## PROBLEM TO SOLVE
Copy each record below without changing a single word.

## MATERIAL TO PROCESS
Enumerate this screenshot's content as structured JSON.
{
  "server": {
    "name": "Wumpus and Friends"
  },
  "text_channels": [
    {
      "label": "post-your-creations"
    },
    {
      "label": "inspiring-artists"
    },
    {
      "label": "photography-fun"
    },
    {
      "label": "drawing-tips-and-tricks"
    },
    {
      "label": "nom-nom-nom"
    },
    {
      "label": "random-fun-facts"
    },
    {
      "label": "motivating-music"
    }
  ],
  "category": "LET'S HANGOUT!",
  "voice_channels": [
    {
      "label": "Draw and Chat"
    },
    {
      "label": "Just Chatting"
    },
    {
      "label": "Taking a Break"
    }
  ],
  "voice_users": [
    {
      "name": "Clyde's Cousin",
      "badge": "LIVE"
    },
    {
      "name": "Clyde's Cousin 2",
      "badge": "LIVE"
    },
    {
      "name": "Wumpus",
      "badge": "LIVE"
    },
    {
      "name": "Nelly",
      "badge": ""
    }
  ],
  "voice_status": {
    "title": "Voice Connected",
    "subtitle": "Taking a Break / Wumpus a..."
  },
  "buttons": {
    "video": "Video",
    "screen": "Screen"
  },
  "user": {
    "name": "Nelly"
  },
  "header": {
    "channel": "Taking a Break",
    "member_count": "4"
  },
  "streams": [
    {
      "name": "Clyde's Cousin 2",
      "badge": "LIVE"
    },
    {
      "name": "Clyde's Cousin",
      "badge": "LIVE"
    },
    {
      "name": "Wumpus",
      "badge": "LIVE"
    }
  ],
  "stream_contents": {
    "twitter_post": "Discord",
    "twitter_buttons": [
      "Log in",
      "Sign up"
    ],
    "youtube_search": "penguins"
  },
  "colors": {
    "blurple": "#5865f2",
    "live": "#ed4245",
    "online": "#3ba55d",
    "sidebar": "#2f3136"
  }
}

## ANSWER SPACE
Enumerate this screenshot's content as structured JSON.
{
  "server": {
    "name": "Wumpus and Friends"
  },
  "text_channels": [
    {
      "label": "post-your-creations"
    },
    {
      "label": "inspiring-artists"
    },
    {
      "label": "photography-fun"
    },
    {
      "label": "drawing-tips-and-tricks"
    },
    {
      "label": "nom-nom-nom"
    },
    {
      "label": "random-fun-facts"
    },
    {
      "label": "motivating-music"
    }
  ],
  "category": "LET'S HANGOUT!",
  "voice_channels": [
    {
      "label": "Draw and Chat"
    },
    {
      "label": "Just Chatting"
    },
    {
      "label": "Taking a Break"
    }
  ],
  "voice_users": [
    {
      "name": "Clyde's Cousin",
      "badge": "LIVE"
    },
    {
      "name": "Clyde's Cousin 2",
      "badge": "LIVE"
    },
    {
      "name": "Wumpus",
      "badge": "LIVE"
    },
    {
      "name": "Nelly",
      "badge": ""
    }
  ],
  "voice_status": {
    "title": "Voice Connected",
    "subtitle": "Taking a Break / Wumpus a..."
  },
  "buttons": {
    "video": "Video",
    "screen": "Screen"
  },
  "user": {
    "name": "Nelly"
  },
  "header": {
    "channel": "Taking a Break",
    "member_count": "4"
  },
  "streams": [
    {
      "name": "Clyde's Cousin 2",
      "badge": "LIVE"
    },
    {
      "name": "Clyde's Cousin",
      "badge": "LIVE"
    },
    {
      "name": "Wumpus",
      "badge": "LIVE"
    }
  ],
  "stream_contents": {
    "twitter_post": "Discord",
    "twitter_buttons": [
      "Log in",
      "Sign up"
    ],
    "youtube_search": "penguins"
  },
  "colors": {
    "blurple": "#5865f2",
    "live": "#ed4245",
    "online": "#3ba55d",
    "sidebar": "#2f3136"
  }
}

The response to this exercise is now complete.